DEAR AMY: I am a 22-year-old college student. I recently broke up with my boyfriend. We still share an apartment, but we have our own rooms. I decided to end things because I felt I was not being treated as well as I deserved. Plus, we fought almost every day. The fighting and frustration raised my anxiety to extremely high levels. I almost went to the hospital twice because of anxiety attacks. My ex still thinks we can work things out. I am on the fence about whether or not I should give him a chance. This is the first relationship of mine that did not end because of cheating, plus, he is one of the most nonjudgmental boyfriends I’ve ever had. However, he is irresponsible with bills, often guilt-trips me into getting what he wants and seems to need to be in control. He is open to communication, but more often than not, it seems to make things worse. I know I wasn’t perfect in our relationship. I wasn’t always patient when I should have been, or as sensitive as he may have needed me to be. I do think that he has good qualities, but I fear he simply wants to win me back and things will return to normal once he gets comfortable again. I also can’t risk my health, especially when I am already stressed out from school and work. Is this relationship doomed, or should we try to work things out?

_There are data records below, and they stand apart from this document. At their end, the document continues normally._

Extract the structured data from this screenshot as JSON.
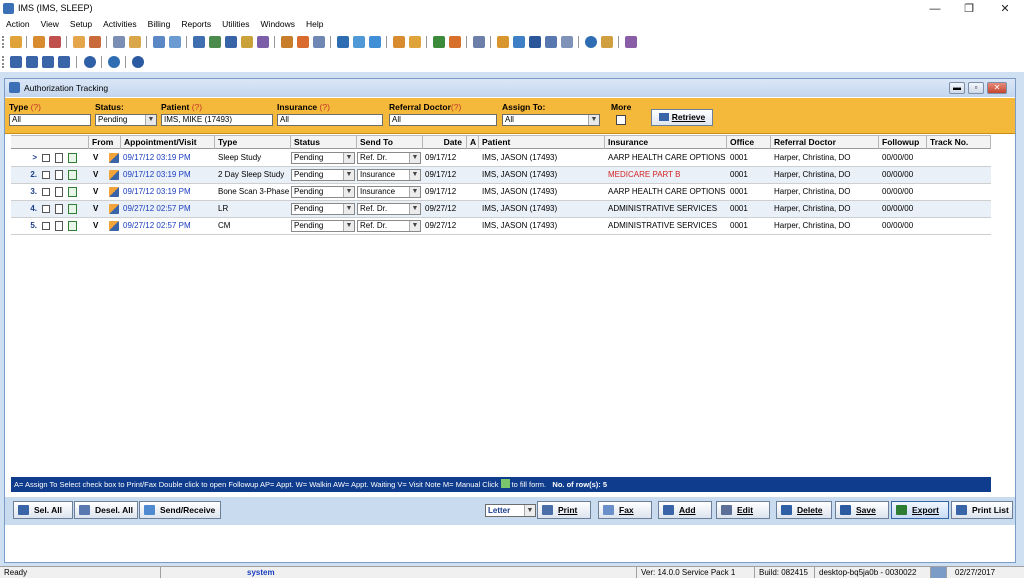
{
  "window": {
    "title": "IMS (IMS, SLEEP)",
    "minimize": "—",
    "restore": "❐",
    "close": "✕"
  },
  "menu": [
    "Action",
    "View",
    "Setup",
    "Activities",
    "Billing",
    "Reports",
    "Utilities",
    "Windows",
    "Help"
  ],
  "child": {
    "title": "Authorization Tracking"
  },
  "filters": {
    "type_label": "Type",
    "type_q": "(?)",
    "type_value": "All",
    "status_label": "Status:",
    "status_value": "Pending",
    "patient_label": "Patient",
    "patient_q": "(?)",
    "patient_value": "IMS, MIKE  (17493)",
    "insurance_label": "Insurance",
    "insurance_q": "(?)",
    "insurance_value": "All",
    "refdoc_label": "Referral Doctor",
    "refdoc_q": "(?)",
    "refdoc_value": "All",
    "assign_label": "Assign To:",
    "assign_value": "All",
    "more_label": "More",
    "retrieve_label": "Retrieve"
  },
  "grid": {
    "headers": [
      "From",
      "Appointment/Visit",
      "Type",
      "Status",
      "Send To",
      "Date",
      "A",
      "Patient",
      "Insurance",
      "Office",
      "Referral Doctor",
      "Followup",
      "Track No."
    ],
    "rows": [
      {
        "num": ">",
        "from": "V",
        "appt": "09/17/12 03:19 PM",
        "type": "Sleep Study",
        "status": "Pending",
        "sendto": "Ref. Dr.",
        "date": "09/17/12",
        "a": "",
        "patient": "IMS, JASON  (17493)",
        "insurance": "AARP HEALTH CARE OPTIONS",
        "ins_red": false,
        "office": "0001",
        "refdoc": "Harper, Christina, DO",
        "followup": "00/00/00",
        "track": ""
      },
      {
        "num": "2.",
        "from": "V",
        "appt": "09/17/12 03:19 PM",
        "type": "2 Day Sleep Study",
        "status": "Pending",
        "sendto": "Insurance",
        "date": "09/17/12",
        "a": "",
        "patient": "IMS, JASON  (17493)",
        "insurance": "MEDICARE PART B",
        "ins_red": true,
        "office": "0001",
        "refdoc": "Harper, Christina, DO",
        "followup": "00/00/00",
        "track": ""
      },
      {
        "num": "3.",
        "from": "V",
        "appt": "09/17/12 03:19 PM",
        "type": "Bone Scan 3-Phase",
        "status": "Pending",
        "sendto": "Insurance",
        "date": "09/17/12",
        "a": "",
        "patient": "IMS, JASON  (17493)",
        "insurance": "AARP HEALTH CARE OPTIONS",
        "ins_red": false,
        "office": "0001",
        "refdoc": "Harper, Christina, DO",
        "followup": "00/00/00",
        "track": ""
      },
      {
        "num": "4.",
        "from": "V",
        "appt": "09/27/12 02:57 PM",
        "type": "LR",
        "status": "Pending",
        "sendto": "Ref. Dr.",
        "date": "09/27/12",
        "a": "",
        "patient": "IMS, JASON  (17493)",
        "insurance": "ADMINISTRATIVE SERVICES",
        "ins_red": false,
        "office": "0001",
        "refdoc": "Harper, Christina, DO",
        "followup": "00/00/00",
        "track": ""
      },
      {
        "num": "5.",
        "from": "V",
        "appt": "09/27/12 02:57 PM",
        "type": "CM",
        "status": "Pending",
        "sendto": "Ref. Dr.",
        "date": "09/27/12",
        "a": "",
        "patient": "IMS, JASON  (17493)",
        "insurance": "ADMINISTRATIVE SERVICES",
        "ins_red": false,
        "office": "0001",
        "refdoc": "Harper, Christina, DO",
        "followup": "00/00/00",
        "track": ""
      }
    ]
  },
  "legend": {
    "text": "A= Assign To   Select check box to Print/Fax   Double click to open Followup   AP= Appt. W= Walkin  AW= Appt. Waiting  V= Visit Note  M= Manual   Click",
    "fill": "to fill form.",
    "rows_label": "No. of row(s): 5"
  },
  "buttons": {
    "sel_all": "Sel. All",
    "desel_all": "Desel. All",
    "send_receive": "Send/Receive",
    "letter": "Letter",
    "print": "Print",
    "fax": "Fax",
    "add": "Add",
    "edit": "Edit",
    "delete": "Delete",
    "save": "Save",
    "export": "Export",
    "print_list": "Print List"
  },
  "status": {
    "ready": "Ready",
    "user": "system",
    "version": "Ver: 14.0.0 Service Pack 1",
    "build": "Build: 082415",
    "machine": "desktop-bq5ja0b - 0030022",
    "date": "02/27/2017"
  }
}
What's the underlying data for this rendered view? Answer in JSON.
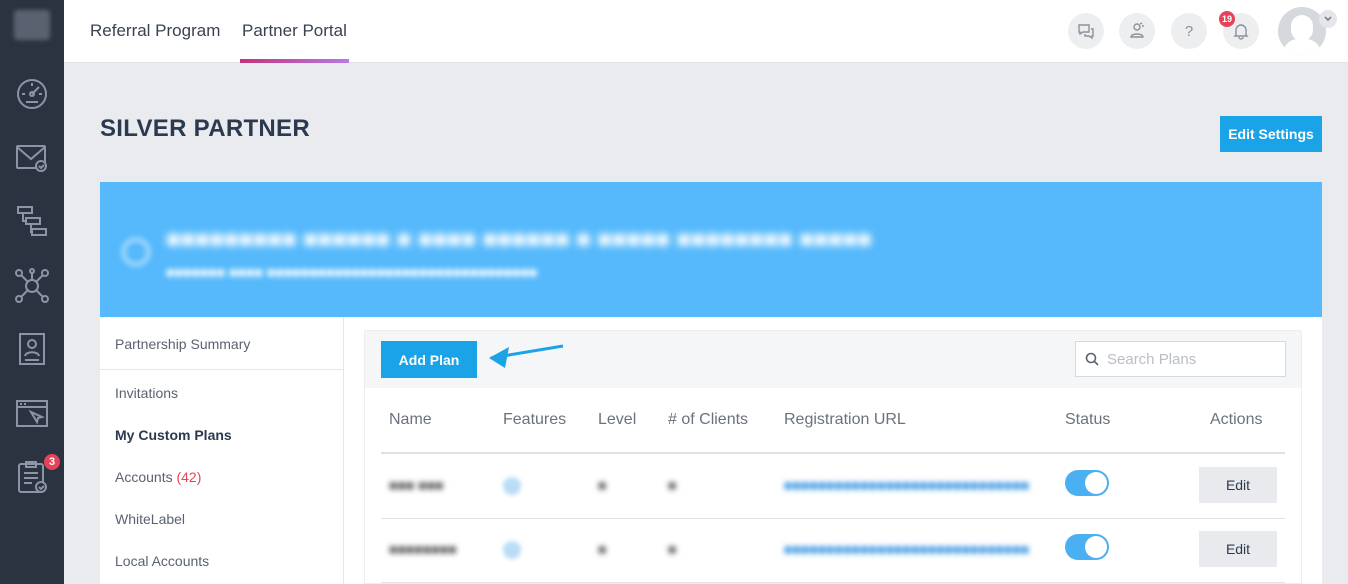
{
  "nav_rail": {
    "icons": [
      "dashboard-icon",
      "mail-icon",
      "workflow-icon",
      "network-icon",
      "profile-card-icon",
      "browser-icon",
      "clipboard-icon"
    ],
    "clipboard_badge": "3"
  },
  "topbar": {
    "tabs": [
      {
        "label": "Referral Program",
        "active": false
      },
      {
        "label": "Partner Portal",
        "active": true
      }
    ],
    "help_label": "?",
    "notification_count": "19"
  },
  "page": {
    "title": "SILVER PARTNER",
    "edit_settings_label": "Edit Settings"
  },
  "sidenav": {
    "items": [
      {
        "label": "Partnership Summary"
      },
      {
        "label": "Invitations"
      },
      {
        "label": "My Custom Plans",
        "active": true
      },
      {
        "label": "Accounts",
        "count": "(42)"
      },
      {
        "label": "WhiteLabel"
      },
      {
        "label": "Local Accounts"
      }
    ]
  },
  "plans": {
    "add_plan_label": "Add Plan",
    "search_placeholder": "Search Plans",
    "columns": [
      "Name",
      "Features",
      "Level",
      "# of Clients",
      "Registration URL",
      "Status",
      "Actions"
    ],
    "rows": [
      {
        "status_on": true,
        "action_label": "Edit"
      },
      {
        "status_on": true,
        "action_label": "Edit"
      }
    ]
  },
  "colors": {
    "accent": "#1aa3e6",
    "banner": "#55b9fb",
    "rail": "#2c3340",
    "badge": "#e5435a"
  }
}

Torn About Tom
DEAR TORN: If, at the ripe old age of 22, all of your previous relationships have ended with cheating, the mere absence of cheating may make this romance seem better than the others.
But — fighting every day, or having anxiety attacks brought on by your inability to cope with your boyfriend, means that this relationship is also cheating you of a healthy and positive experience.
You are wise to try to take some ownership for the issues that have surfaced, and now your answer should be that you need to take time to figure out who you are, not in relation to whatever guy you’re involved with, but as a person in your own right.
You and your guy should both commit to a process of growth and change. Let him become the responsible, respectful person he wants to be, but tell him not to do this for you, but for himself.
Promising to change for another person is a shallow proposition, almost guaranteed to fail, long term.
I can’t characterize your relationship as “doomed,” but I do know that you shouldn’t be in it unless you know it is good for you.
DEAR AMY: I recently planned a small dinner at a restaurant to celebrate my birthday. One of the friends I invited is married to a man that my husband and I don’t care for — as recently as yesterday I had to block him from my social media page due to his rants. In all the years I’ve been friends with his wife, he has never come with her to a social function, so when I invited her to my birthday celebration it didn’t occur to me that she would ask if he could also attend, but she did. I know by excluding him I will be excluding her, and I do not want to do that. I think my only option is to cancel the whole thing. Do you see another option?
Tied in Social Knots
DEAR TIED: You cannot politely host a social occasion and exclude one spouse (if other spouses are included). Situations such as this are why challenging spouses are sometimes thought of as “baggage.”
Another option to canceling would be to carry on and politely welcome all of your guests. If you have never seen this man at a social event, his behavior at this one might surprise you. Be aware that if he has a habit of not attending events with his wife — he might choose at the last minute not to come.
DEAR AMY: I felt very sorry for “Deeply Disappointed,” the man who saw how his wife enabled her troubled 23-year-old son. Unfortunately, I know from experience that a stepparent is very limited when it comes to the birth parents’ choices. I dealt with this in my own life. My wife wore rose-colored glasses when it came to her children, and it was a lonely parenting experience for me.
DEAR STEPFATHER: Being a stepparent is the toughest parenting role there is.